“No other organization exists to do the vital work of creating openBIM standards for information exchange, vital for collaboration in the building and infrastructure industries,” Patrick Macleamy told Building4Change this week. MacLeamy, who is founder and chair of buildingSMART International, is also chief executive of architect and engineers HOK.
But as things stand today, how ready is the industry for 2016? In a recent panel debate organised by CIOB’s Construction Manager Magazine, participants representing companies from across industry were cautiously optimistic but pointed to an overarching issue around clients’ understanding of BIM and also of collaboration.
So what is the major barrier is to greater collaboration? MacLeamy is clear. “Ironically, openBIM encourages or mandates collaboration while the traditional building industry continues to resist. The greatest barrier to collaboration is cultural: the natural resistance by individuals to change,” he told Building4Chnage.

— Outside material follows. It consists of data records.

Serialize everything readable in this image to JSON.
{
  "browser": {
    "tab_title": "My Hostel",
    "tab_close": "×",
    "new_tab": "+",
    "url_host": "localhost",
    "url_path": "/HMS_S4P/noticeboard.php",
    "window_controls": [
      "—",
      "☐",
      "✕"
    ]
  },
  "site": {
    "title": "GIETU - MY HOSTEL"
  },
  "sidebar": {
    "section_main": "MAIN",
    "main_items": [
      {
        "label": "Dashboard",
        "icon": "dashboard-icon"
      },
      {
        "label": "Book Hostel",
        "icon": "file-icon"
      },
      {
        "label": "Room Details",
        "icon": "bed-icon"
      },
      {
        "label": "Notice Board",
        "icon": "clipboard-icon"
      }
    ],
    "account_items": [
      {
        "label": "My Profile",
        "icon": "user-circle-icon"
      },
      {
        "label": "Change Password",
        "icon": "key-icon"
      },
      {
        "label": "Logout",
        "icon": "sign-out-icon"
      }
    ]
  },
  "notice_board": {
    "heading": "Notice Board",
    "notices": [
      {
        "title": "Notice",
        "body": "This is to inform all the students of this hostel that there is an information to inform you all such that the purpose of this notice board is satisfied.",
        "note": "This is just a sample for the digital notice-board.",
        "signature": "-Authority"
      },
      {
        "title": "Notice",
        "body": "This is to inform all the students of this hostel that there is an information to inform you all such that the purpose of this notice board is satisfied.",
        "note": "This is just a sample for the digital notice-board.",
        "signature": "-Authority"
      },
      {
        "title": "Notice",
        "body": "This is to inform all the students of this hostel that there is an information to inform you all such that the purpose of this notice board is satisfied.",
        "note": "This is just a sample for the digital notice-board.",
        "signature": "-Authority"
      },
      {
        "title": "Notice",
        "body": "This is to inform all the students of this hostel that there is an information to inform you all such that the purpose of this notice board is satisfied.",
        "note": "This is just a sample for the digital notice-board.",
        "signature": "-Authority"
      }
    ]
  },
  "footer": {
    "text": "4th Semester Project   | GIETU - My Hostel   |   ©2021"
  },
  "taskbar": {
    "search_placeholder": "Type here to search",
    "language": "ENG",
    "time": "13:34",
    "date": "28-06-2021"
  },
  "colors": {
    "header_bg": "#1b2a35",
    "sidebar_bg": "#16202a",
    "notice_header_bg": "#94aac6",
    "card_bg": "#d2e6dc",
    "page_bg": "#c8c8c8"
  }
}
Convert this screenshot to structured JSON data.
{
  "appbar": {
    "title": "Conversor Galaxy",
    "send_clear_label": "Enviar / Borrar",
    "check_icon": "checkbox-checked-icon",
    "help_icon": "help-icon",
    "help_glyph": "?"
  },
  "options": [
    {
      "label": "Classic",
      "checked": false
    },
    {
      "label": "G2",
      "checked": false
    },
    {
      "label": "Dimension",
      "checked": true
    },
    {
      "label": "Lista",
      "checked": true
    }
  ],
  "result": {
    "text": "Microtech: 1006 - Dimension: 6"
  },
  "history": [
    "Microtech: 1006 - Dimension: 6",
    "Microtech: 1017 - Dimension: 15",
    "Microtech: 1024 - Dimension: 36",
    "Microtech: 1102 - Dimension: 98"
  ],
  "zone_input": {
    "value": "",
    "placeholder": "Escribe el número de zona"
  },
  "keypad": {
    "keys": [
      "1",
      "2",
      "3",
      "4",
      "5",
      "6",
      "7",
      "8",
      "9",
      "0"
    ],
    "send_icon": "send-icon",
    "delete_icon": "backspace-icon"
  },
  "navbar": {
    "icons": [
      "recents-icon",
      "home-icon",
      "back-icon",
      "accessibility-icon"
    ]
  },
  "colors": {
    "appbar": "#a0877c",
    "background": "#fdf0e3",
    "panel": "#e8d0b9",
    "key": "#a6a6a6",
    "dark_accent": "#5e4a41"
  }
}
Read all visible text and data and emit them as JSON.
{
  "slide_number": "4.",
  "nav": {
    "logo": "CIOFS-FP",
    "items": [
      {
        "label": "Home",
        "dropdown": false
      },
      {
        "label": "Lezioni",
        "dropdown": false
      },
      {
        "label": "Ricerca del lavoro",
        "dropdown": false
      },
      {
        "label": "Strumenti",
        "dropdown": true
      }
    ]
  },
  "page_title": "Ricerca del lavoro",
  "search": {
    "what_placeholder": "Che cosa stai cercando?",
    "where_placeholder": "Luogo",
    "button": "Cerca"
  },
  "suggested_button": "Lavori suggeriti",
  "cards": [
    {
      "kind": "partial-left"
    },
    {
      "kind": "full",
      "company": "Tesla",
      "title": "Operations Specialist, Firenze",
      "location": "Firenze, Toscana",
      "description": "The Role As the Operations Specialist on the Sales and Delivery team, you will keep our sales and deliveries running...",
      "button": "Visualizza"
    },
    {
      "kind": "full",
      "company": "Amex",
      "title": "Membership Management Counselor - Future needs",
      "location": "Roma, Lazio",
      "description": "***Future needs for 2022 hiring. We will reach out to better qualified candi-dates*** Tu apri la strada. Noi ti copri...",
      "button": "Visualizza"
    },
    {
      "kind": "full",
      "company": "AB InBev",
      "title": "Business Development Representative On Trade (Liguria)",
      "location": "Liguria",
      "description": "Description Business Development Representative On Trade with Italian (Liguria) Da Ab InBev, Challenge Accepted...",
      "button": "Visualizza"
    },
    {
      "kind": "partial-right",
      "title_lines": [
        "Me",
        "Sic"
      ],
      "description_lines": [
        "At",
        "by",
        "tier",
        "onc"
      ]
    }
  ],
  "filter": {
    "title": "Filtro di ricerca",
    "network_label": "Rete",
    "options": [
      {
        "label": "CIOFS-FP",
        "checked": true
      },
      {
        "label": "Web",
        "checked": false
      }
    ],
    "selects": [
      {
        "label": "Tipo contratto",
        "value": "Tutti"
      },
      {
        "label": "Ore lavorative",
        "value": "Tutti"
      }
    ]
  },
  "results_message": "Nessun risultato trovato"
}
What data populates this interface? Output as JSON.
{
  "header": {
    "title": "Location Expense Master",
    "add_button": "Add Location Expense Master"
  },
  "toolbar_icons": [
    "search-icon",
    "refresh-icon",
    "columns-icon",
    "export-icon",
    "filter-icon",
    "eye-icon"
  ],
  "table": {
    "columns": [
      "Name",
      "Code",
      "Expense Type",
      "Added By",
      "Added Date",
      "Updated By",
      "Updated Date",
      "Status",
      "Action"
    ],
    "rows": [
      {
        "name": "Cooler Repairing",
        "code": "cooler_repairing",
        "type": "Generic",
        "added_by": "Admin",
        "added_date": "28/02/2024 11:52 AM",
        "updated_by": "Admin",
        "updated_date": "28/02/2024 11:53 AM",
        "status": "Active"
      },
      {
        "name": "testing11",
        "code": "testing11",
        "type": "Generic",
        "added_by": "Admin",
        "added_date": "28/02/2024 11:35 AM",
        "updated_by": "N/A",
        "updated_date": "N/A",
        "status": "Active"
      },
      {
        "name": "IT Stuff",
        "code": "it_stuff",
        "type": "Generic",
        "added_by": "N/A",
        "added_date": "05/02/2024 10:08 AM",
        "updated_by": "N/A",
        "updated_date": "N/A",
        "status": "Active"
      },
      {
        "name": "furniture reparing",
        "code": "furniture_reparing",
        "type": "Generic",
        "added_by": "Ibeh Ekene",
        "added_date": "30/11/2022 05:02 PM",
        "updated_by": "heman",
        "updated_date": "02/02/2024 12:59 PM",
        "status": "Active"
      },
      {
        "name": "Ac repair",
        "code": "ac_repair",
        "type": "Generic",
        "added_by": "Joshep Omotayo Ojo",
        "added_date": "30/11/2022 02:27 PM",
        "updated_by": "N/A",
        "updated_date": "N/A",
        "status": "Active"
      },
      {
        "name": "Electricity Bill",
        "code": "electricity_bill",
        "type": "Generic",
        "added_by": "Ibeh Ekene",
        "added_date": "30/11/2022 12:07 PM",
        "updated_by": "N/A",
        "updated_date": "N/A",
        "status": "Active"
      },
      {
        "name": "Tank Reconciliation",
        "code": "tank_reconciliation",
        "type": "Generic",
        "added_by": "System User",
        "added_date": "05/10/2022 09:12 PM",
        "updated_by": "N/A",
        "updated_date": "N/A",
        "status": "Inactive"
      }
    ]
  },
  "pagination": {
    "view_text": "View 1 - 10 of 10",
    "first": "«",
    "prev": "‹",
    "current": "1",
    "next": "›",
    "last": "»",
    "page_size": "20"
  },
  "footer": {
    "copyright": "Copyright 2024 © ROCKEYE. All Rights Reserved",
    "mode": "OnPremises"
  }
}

But perhaps it is the UK government acting as what Sir John Egan called a ‘best practice client’ who will best help mitigate some of the concerns voiced about 2016 readiness. Indeed MacLeamy believes the government’s BIM initiative is “without question” the most important step any government has taken to reform the building and infrastructure industries. With David Philp, head of implementation at the government’sBIM Task Force, revealing that that there is £9.76bn of live public sector projects, there is certainly a big enough prize to be had.
“Because the government is the largest UK client, it has the clout to drive change in the way UK buildings and infrastructure are designed, built and operated,” he said, adding that the government had made a “wise” decision in accepting that the best standards are open and international.
“I encourage every government to follow the UK government lead and reap the cost savings and quality benefits of collaborative openBIM for buildings and infrastructure,” he said.
Patrick MacLeamy and David Philp will both be speaking at BIM Prospects on 22-23 March, which Which will examine open data standards for Level 2 and 3 BIM.
Patrick MacLeamy on the disconnect between architect and builder
IFCs explained (buildingSMART Norway)
buildingSMART Australasia invite you to be a part of this culture change and leadership drive from Patrick MacLeamy and the UK.
Continue this conversation, share this information with your colleagues, and familiarise yourself with the below industry comments.
The following links are provided for further reading and industry response:
– BIM4M2 UK: Adoption of BIM by product manufacturers PDF Report available for download BIM4M2 BIM Adoption by Product Manufacturers 03Feb
– Masterspec: New Zealand National BIM Survey report 2013 PDF report available for download New Zealand National BIM Survey report 2013